SVB Leerink's Takeaways From A Key Opinion Leader: A key opinion leader who spoke with SVB Leerink was surprised to see Aduhelm approved with a broad label, Goodman said in a note.
The data might make it difficult to justify the high price tag but many patients who are eligible to take Adu would eventually be on this product, the analyst said, citing the KOL.
The KOL said they expect payers and physicians to set their own restrictions for a subpopulation of patients, and added the uptake will be slow and depend on center infusion capacity and payer access.
"Nothing we heard changes our view that Adu should become a significant product in the Alzheimer's space, and we maintain our Outperform rating of the stock," Goodman said.
BIIB Price Action: After Monday's rally, Biogen shares are cooling off Tuesday and were down 1.87% at $388.44 at last check.
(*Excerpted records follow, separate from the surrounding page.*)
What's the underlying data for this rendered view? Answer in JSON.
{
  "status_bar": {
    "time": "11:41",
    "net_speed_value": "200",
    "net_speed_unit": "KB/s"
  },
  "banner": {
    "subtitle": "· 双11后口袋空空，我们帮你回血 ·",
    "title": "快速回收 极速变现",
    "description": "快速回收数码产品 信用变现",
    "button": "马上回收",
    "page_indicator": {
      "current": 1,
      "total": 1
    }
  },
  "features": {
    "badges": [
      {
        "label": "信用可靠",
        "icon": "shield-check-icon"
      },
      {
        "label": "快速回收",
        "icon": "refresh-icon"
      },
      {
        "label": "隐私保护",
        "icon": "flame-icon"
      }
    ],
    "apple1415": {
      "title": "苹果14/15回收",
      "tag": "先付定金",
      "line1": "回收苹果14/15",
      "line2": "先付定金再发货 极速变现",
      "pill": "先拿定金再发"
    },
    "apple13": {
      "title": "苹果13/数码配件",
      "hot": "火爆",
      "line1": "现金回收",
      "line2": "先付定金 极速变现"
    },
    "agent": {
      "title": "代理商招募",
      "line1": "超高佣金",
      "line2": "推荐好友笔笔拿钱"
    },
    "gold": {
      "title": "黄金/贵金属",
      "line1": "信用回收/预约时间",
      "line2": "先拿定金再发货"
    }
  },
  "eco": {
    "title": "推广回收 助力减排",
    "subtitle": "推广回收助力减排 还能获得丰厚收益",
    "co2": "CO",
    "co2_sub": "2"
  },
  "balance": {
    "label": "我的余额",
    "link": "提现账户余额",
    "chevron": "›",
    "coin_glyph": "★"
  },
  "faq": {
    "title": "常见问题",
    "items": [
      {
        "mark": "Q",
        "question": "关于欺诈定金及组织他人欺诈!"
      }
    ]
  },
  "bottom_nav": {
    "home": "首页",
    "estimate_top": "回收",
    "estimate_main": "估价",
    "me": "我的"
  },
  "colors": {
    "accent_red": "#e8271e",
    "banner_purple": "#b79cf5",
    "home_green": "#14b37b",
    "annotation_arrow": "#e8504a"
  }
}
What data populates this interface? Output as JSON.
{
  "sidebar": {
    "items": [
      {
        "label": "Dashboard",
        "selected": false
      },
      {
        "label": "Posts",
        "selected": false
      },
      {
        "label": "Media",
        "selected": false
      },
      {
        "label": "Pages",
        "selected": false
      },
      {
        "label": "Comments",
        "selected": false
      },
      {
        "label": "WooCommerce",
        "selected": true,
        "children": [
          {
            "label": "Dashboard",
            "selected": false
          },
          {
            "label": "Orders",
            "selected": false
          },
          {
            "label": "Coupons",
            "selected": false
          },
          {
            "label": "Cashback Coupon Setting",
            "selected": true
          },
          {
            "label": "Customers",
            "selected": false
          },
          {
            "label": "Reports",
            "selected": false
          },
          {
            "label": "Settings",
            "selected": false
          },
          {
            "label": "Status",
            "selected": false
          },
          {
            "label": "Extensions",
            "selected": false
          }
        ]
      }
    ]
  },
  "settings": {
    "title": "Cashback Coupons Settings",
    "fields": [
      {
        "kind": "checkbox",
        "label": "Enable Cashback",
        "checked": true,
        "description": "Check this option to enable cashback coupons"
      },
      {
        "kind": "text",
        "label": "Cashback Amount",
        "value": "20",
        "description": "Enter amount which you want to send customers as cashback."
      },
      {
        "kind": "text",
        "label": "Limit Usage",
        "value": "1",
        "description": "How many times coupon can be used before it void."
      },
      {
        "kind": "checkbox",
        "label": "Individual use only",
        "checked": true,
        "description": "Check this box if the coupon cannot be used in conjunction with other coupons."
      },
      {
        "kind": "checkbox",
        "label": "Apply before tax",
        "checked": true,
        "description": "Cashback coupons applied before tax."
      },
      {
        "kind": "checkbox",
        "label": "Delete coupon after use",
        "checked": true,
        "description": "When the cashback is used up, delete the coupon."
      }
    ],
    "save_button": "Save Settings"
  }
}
© 2022 Benzinga.com. Benzinga does not provide investment advice. All rights reserved.
Ad Disclosure: The rate information is obtained by Bankrate from the listed institutions. Bankrate cannot guaranty the accuracy or availability of any rates shown above. Institutions may have different rates on their own websites than those posted on Bankrate.com. The listings that appear on this page are from companies from which this website receives compensation, which may impact how, where, and in what order products appear. This table does not include all companies or all available products.
All rates are subject to change without notice and may vary depending on location. These quotes are from banks, thrifts, and credit unions, some of whom have paid for a link to their own Web site where you can find additional information. Those with a paid link are our Advertisers. Those without a paid link are listings we obtain to improve the consumer shopping experience and are not Advertisers. To receive the Bankrate.com rate from an Advertiser, please identify yourself as a Bankrate customer. Bank and thrift deposits are insured by the Federal Deposit Insurance Corp. Credit union deposits are insured by the National Credit Union Administration.
Consumer Satisfaction: Bankrate attempts to verify the accuracy and availability of its Advertisers' terms through its quality assurance process and requires Advertisers to agree to our Terms and Conditions and to adhere to our Quality Control Program. If you believe that you have received an inaccurate quote or are otherwise not satisfied with the services provided to you by the institution you choose, please click here.
Rate collection and criteria: Click here for more information on rate collection and criteria.